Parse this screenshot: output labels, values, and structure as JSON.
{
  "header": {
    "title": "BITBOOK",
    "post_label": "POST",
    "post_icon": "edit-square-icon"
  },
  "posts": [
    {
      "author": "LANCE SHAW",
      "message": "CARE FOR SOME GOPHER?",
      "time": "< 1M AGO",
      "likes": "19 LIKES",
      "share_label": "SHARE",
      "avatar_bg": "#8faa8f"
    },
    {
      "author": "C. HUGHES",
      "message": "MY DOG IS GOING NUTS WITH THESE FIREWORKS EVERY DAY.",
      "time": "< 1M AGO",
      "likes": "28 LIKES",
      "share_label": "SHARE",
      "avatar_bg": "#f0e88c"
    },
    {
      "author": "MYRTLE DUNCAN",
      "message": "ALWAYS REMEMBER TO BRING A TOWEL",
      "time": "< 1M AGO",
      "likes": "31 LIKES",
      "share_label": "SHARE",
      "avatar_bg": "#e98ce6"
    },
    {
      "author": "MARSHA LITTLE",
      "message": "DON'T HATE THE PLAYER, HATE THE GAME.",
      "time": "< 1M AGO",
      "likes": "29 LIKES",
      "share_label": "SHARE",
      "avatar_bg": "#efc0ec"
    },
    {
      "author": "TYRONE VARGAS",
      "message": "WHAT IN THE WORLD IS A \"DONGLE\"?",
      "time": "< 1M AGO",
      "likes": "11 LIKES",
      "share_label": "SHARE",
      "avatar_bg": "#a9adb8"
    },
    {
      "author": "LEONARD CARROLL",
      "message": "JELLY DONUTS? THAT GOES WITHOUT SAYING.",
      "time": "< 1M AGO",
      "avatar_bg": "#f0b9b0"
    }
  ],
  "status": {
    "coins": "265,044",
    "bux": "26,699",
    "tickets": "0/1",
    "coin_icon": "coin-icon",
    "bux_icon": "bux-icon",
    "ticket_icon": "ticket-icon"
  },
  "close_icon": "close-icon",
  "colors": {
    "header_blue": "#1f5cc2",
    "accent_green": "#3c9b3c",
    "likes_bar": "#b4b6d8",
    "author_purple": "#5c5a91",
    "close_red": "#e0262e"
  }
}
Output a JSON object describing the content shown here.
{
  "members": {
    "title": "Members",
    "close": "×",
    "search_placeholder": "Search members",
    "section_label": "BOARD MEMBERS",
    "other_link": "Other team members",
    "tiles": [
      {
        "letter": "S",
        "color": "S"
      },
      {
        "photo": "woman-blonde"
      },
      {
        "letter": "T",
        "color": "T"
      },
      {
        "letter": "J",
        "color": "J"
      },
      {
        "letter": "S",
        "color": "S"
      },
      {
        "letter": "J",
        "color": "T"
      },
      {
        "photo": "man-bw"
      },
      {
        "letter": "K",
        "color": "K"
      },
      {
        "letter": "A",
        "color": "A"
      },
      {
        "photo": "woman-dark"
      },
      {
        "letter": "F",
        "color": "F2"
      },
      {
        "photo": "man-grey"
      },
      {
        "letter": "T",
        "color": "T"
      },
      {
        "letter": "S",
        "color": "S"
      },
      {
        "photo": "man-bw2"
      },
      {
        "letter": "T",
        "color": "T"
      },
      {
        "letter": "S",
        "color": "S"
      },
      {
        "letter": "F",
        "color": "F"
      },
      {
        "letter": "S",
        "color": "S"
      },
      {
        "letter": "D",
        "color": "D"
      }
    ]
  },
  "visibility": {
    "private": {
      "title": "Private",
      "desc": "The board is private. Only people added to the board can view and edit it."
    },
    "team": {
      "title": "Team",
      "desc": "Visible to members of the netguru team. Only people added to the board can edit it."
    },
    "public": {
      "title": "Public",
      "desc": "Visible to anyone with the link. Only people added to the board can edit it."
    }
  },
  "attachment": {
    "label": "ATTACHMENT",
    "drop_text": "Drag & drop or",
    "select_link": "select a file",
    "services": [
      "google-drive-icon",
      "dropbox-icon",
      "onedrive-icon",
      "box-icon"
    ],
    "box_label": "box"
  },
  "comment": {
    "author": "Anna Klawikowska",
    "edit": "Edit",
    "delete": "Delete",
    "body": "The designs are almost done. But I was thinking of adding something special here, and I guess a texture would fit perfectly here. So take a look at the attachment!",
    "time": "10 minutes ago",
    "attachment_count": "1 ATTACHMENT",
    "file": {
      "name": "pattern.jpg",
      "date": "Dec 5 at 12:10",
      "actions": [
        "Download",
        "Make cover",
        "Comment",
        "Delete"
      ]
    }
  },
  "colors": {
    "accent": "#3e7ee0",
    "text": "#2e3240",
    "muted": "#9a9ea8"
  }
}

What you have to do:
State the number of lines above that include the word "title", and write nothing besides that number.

Exercise output:
5